## WHAT THIS TASK INVOLVES
Check each line of the records for "JSON"; collect those that have it.

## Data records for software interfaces

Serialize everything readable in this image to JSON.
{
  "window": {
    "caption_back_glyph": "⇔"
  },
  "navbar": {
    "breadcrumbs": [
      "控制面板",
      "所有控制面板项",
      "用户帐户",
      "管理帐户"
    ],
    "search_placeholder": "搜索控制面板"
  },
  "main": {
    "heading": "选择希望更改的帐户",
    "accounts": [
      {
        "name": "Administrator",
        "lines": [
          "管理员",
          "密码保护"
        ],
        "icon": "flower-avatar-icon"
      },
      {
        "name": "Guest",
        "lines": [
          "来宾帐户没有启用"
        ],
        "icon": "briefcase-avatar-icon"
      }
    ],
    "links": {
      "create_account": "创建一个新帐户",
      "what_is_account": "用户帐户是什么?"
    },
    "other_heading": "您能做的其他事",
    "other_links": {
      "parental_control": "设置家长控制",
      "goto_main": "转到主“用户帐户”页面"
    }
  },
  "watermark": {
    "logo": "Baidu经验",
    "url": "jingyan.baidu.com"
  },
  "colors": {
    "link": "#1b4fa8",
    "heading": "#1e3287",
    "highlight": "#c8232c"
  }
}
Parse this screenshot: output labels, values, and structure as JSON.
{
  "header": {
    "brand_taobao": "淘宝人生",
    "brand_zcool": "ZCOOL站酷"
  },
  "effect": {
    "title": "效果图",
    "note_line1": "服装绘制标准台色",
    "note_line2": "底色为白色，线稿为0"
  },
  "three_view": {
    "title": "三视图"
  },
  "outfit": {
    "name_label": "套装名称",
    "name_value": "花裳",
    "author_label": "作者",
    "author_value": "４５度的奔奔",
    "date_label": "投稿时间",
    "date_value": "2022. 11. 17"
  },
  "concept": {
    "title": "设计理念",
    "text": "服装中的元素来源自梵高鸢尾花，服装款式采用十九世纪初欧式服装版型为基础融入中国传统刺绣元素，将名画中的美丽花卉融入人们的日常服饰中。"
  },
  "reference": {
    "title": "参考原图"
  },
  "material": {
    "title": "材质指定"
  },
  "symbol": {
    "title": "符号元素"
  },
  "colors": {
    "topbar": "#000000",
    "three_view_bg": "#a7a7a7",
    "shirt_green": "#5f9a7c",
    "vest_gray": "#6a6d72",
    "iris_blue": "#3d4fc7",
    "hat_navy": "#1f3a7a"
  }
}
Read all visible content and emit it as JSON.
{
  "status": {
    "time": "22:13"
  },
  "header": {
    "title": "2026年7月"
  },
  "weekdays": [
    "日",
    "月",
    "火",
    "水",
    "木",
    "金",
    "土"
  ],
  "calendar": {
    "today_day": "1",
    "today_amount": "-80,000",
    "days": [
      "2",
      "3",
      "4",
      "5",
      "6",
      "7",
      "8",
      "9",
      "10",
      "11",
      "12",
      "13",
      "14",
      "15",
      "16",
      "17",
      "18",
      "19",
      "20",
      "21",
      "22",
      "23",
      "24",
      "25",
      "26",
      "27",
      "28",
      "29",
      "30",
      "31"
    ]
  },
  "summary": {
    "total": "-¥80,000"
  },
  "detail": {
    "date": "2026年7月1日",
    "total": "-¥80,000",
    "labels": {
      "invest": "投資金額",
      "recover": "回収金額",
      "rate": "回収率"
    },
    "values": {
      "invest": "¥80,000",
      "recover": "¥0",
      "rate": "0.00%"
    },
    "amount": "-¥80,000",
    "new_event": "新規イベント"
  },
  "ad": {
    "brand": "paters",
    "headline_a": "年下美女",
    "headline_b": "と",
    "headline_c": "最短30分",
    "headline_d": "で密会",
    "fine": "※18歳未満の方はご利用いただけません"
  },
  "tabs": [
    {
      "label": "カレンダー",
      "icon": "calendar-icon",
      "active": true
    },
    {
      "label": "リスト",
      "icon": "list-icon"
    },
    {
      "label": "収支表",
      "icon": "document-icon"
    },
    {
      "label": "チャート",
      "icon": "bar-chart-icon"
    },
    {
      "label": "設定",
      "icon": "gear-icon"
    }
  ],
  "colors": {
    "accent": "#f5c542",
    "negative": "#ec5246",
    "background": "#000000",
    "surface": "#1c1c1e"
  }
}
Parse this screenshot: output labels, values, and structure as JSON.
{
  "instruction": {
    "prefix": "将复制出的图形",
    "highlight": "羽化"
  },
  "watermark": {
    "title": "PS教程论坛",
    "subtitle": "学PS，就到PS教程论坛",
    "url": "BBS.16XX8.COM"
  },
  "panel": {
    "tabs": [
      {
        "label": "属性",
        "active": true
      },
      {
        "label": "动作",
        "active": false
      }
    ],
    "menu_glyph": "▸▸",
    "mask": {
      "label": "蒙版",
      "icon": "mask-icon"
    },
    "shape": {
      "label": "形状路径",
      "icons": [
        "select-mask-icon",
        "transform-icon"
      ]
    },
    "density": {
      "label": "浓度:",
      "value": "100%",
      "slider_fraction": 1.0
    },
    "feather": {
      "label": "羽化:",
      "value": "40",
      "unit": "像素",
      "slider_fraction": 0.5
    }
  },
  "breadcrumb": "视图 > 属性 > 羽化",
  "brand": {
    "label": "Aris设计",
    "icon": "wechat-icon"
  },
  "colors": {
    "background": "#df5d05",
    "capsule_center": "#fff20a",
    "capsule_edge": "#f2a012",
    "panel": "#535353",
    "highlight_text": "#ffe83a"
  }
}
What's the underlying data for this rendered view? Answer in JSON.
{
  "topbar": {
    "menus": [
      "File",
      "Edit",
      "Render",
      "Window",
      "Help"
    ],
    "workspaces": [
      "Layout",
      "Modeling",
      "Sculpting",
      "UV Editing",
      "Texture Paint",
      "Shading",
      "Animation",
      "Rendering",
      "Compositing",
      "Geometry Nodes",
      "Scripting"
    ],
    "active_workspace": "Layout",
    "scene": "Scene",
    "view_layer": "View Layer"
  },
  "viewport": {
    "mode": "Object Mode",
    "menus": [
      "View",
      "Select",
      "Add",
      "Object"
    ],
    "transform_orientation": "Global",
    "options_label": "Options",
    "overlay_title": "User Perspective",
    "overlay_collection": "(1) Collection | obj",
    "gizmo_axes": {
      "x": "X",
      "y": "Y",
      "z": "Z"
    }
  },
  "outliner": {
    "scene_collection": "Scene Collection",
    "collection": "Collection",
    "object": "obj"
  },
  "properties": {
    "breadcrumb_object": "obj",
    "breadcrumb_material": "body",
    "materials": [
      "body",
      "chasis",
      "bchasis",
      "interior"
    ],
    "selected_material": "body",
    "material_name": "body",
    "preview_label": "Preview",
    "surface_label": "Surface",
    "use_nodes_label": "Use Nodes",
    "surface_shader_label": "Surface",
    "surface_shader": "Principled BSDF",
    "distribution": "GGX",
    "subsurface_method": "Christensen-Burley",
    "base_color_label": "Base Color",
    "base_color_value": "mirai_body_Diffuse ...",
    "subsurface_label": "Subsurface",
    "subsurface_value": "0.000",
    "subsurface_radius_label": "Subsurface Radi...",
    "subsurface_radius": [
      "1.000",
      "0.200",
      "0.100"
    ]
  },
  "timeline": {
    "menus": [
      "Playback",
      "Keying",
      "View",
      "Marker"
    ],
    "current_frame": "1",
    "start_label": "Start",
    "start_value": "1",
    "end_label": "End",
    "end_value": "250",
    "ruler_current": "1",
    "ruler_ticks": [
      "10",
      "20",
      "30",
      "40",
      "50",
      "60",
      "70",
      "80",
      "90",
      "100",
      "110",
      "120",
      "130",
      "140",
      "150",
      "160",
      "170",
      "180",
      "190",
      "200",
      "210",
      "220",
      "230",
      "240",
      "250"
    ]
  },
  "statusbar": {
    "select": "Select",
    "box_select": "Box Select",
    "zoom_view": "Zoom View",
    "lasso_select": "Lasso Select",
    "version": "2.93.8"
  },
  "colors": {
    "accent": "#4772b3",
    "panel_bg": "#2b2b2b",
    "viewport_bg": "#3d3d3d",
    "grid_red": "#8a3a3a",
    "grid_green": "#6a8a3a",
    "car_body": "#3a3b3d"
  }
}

## ANSWER TO THIS EXERCISE
Serialize everything readable in this image to JSON.
Parse this screenshot: output labels, values, and structure as JSON.
Read all visible content and emit it as JSON.
Parse this screenshot: output labels, values, and structure as JSON.
What's the underlying data for this rendered view? Answer in JSON.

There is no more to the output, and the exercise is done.